GIVEN RECORDS Start Marker

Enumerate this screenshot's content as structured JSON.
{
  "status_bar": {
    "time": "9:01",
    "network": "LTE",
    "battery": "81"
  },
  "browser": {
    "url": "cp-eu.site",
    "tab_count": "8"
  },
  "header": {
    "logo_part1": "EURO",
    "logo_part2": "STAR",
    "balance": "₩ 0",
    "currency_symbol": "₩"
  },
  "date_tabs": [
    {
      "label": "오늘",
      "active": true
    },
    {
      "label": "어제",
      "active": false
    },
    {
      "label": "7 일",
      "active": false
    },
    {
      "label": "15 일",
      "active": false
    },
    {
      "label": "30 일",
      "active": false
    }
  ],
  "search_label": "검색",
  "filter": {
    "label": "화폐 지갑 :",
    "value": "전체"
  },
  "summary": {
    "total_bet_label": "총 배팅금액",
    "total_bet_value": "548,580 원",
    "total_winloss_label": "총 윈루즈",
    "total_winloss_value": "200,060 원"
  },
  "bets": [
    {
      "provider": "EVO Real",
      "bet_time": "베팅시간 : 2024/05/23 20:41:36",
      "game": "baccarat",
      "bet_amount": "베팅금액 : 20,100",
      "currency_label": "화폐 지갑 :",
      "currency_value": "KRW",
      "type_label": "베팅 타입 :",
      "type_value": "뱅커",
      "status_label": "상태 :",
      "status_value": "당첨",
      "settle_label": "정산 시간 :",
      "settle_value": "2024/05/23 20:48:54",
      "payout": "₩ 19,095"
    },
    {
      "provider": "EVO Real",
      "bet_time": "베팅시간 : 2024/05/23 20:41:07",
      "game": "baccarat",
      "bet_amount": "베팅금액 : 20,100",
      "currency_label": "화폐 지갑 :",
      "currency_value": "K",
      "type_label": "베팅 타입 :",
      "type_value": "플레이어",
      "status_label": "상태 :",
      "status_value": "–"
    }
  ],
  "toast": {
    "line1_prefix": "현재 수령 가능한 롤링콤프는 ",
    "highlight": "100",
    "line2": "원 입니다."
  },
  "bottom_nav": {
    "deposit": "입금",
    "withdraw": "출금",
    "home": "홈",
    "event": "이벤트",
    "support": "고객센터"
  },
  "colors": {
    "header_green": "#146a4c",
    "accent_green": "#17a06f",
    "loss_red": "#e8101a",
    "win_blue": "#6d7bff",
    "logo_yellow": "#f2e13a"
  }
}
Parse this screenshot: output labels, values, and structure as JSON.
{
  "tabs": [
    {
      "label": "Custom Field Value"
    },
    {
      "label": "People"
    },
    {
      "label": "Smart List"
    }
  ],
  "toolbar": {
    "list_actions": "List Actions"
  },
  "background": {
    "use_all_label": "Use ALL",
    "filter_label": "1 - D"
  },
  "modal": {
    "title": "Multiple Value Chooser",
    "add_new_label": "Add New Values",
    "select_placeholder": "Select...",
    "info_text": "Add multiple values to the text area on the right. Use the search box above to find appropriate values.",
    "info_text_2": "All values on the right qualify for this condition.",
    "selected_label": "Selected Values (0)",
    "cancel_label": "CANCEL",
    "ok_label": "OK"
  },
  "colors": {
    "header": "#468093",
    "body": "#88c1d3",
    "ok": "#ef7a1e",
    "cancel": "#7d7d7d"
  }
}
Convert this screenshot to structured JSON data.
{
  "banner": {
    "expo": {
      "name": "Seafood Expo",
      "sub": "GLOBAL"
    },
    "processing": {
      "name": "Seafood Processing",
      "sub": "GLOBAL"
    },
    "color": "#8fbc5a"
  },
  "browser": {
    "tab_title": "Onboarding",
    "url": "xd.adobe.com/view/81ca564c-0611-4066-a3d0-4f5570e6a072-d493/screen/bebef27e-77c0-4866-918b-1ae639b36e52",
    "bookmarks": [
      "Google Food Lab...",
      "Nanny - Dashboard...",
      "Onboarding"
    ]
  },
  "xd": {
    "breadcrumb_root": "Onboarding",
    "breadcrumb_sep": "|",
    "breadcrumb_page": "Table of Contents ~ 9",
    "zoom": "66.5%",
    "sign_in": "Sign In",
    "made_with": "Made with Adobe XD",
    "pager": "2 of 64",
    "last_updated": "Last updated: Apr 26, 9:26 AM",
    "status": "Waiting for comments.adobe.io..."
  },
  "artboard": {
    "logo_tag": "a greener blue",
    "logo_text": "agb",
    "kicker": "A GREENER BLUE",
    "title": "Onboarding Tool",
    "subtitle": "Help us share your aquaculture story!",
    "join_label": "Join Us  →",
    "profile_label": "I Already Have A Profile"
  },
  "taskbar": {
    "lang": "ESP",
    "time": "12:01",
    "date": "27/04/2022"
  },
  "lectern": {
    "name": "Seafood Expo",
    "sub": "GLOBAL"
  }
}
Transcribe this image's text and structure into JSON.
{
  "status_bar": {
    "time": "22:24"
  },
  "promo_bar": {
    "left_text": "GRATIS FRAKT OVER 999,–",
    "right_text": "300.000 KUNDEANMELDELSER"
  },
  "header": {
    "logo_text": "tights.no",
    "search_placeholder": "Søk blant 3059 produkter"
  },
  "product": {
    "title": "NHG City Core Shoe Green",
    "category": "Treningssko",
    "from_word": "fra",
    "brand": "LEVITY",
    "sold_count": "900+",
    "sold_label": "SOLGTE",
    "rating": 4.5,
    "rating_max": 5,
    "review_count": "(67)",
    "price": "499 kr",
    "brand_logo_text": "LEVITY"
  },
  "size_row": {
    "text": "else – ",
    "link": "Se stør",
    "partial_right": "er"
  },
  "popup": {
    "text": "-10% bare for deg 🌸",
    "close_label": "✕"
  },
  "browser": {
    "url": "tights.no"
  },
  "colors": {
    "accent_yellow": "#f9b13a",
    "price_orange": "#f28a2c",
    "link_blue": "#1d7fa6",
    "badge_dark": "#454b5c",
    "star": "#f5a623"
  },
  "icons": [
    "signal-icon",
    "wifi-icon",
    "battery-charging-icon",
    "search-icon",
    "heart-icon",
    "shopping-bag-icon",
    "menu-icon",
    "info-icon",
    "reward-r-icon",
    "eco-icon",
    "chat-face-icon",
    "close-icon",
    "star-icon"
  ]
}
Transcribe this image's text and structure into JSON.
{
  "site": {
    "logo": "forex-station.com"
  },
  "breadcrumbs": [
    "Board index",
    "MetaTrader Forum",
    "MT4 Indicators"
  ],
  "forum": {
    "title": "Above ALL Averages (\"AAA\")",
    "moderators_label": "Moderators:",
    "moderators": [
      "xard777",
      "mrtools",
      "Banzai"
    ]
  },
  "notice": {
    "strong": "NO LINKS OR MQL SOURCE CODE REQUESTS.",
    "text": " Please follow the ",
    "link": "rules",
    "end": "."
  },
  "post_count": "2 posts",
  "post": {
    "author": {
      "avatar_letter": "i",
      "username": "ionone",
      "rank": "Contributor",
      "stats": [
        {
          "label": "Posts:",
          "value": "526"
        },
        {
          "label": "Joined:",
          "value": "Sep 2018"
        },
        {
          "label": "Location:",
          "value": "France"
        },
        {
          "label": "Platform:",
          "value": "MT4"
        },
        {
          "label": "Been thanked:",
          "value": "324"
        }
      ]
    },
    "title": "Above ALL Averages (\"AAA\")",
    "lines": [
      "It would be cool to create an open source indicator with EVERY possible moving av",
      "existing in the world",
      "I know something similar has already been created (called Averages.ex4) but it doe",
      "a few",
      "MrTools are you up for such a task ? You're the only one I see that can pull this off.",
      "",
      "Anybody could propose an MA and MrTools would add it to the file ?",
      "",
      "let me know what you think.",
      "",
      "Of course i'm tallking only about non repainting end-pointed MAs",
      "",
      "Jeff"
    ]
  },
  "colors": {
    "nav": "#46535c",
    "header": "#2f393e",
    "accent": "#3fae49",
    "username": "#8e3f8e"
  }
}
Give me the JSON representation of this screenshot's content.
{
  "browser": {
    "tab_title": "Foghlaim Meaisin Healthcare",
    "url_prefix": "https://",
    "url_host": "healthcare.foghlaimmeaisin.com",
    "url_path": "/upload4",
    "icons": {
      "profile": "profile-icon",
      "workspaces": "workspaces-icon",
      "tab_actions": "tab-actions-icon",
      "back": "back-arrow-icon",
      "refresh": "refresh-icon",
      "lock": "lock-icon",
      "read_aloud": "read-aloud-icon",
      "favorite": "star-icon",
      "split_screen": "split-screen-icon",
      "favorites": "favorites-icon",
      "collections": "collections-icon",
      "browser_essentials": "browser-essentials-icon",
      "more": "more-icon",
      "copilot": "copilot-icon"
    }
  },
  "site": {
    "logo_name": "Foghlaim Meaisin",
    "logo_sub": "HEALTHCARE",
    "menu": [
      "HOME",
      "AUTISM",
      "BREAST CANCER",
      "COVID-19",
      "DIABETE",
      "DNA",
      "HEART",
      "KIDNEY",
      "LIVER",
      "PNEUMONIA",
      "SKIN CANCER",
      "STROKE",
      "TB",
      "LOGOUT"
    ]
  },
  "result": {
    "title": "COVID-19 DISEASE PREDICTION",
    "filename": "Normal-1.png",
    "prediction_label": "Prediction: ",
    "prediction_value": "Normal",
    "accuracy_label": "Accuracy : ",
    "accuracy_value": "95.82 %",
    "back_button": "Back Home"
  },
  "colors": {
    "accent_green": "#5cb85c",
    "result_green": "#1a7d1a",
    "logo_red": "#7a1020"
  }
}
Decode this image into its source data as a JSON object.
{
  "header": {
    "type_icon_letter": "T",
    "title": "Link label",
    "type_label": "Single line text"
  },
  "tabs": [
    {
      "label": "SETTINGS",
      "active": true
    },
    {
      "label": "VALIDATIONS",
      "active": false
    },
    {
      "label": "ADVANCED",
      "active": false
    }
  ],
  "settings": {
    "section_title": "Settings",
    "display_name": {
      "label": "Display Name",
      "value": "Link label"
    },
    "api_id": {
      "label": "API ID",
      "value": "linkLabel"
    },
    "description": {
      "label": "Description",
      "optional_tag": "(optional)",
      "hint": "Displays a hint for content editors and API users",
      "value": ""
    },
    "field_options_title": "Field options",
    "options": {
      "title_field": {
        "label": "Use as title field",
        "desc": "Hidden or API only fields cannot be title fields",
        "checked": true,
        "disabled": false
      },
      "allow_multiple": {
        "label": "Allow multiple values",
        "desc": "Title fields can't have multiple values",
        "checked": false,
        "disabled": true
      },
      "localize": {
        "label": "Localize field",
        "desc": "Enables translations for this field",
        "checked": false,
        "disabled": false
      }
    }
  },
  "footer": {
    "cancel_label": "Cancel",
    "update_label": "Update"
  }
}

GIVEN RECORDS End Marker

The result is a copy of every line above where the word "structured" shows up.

Enumerate this screenshot's content as structured JSON.
Convert this screenshot to structured JSON data.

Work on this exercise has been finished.